(Data records for software interfaces)
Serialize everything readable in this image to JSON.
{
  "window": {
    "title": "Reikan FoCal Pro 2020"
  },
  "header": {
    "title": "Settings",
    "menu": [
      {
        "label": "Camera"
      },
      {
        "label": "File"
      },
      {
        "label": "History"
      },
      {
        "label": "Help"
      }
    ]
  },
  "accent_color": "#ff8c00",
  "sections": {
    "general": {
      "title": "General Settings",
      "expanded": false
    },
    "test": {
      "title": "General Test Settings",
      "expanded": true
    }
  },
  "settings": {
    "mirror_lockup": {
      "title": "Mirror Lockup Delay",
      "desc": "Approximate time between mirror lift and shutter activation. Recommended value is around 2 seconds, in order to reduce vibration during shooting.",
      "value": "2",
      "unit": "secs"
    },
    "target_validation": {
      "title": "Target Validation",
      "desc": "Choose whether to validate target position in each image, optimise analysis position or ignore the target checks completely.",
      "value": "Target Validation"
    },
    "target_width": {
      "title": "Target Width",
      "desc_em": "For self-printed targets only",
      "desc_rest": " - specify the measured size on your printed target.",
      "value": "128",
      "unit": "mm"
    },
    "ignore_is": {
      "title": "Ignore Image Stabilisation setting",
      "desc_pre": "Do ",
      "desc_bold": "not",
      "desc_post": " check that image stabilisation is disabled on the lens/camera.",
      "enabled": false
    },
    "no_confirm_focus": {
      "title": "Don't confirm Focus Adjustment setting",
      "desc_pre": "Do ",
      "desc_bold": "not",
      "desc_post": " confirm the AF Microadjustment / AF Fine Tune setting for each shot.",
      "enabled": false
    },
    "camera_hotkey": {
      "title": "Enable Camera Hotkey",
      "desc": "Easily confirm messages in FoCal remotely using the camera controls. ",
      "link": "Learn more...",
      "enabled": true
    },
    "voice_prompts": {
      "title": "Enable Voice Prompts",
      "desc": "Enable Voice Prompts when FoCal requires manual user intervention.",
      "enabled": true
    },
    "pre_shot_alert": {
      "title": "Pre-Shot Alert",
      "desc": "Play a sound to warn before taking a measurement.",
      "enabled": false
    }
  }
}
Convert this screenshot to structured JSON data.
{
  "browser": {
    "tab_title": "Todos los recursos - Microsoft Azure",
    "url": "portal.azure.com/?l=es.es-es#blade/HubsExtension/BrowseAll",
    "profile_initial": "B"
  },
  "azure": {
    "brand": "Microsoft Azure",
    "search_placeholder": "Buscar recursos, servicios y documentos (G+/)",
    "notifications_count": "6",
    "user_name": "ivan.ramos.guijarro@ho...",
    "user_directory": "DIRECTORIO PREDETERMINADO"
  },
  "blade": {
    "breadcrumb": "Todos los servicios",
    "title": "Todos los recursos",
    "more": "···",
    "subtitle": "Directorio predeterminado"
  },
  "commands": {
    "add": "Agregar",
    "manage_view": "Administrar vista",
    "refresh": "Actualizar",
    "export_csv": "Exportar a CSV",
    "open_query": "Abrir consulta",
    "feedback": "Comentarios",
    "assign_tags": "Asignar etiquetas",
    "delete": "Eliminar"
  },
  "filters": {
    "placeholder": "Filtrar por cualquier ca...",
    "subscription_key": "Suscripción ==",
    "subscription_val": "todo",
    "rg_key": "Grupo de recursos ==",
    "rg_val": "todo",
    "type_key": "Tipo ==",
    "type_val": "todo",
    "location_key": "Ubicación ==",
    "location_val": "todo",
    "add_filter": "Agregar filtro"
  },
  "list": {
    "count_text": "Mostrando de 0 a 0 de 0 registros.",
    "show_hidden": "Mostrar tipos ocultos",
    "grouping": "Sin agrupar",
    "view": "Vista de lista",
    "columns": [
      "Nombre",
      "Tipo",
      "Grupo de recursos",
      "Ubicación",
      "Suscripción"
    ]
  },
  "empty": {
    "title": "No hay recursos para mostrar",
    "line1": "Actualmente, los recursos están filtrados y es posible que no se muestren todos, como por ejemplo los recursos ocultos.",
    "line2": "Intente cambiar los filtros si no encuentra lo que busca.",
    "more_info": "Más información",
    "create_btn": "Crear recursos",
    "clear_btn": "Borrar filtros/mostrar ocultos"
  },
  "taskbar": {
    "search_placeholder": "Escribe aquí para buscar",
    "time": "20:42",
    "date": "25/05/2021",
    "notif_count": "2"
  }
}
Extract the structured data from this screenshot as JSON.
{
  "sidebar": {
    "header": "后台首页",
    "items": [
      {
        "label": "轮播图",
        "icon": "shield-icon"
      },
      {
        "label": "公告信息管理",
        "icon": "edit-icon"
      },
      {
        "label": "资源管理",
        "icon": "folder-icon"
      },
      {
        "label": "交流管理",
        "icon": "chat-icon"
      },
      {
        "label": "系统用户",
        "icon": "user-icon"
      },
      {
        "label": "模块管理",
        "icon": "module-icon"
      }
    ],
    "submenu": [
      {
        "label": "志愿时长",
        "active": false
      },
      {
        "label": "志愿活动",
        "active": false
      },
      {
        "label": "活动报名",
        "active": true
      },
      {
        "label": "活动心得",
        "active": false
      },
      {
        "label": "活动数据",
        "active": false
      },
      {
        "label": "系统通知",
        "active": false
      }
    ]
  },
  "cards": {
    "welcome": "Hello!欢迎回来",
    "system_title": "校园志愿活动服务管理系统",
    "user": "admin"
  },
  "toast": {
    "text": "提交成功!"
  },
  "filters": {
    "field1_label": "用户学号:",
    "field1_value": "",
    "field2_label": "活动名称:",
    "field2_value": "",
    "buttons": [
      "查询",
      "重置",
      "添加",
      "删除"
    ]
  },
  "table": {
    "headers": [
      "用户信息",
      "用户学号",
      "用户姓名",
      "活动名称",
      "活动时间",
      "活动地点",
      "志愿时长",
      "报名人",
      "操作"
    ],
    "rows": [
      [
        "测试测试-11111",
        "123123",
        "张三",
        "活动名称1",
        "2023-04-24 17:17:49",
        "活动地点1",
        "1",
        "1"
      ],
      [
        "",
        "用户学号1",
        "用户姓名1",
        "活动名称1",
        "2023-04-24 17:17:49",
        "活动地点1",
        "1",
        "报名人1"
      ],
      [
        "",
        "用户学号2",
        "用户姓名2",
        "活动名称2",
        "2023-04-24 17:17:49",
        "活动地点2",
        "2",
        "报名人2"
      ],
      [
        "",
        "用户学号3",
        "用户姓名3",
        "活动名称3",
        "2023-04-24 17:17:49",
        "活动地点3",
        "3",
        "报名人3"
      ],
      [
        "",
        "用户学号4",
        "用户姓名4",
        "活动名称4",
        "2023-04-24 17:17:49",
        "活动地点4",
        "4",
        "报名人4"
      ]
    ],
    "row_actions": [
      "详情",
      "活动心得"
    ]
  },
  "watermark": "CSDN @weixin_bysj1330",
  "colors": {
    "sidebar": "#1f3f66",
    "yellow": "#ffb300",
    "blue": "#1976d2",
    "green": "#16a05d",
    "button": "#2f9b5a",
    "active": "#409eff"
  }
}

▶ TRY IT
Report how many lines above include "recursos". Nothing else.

▶ FINISHED EXERCISE
8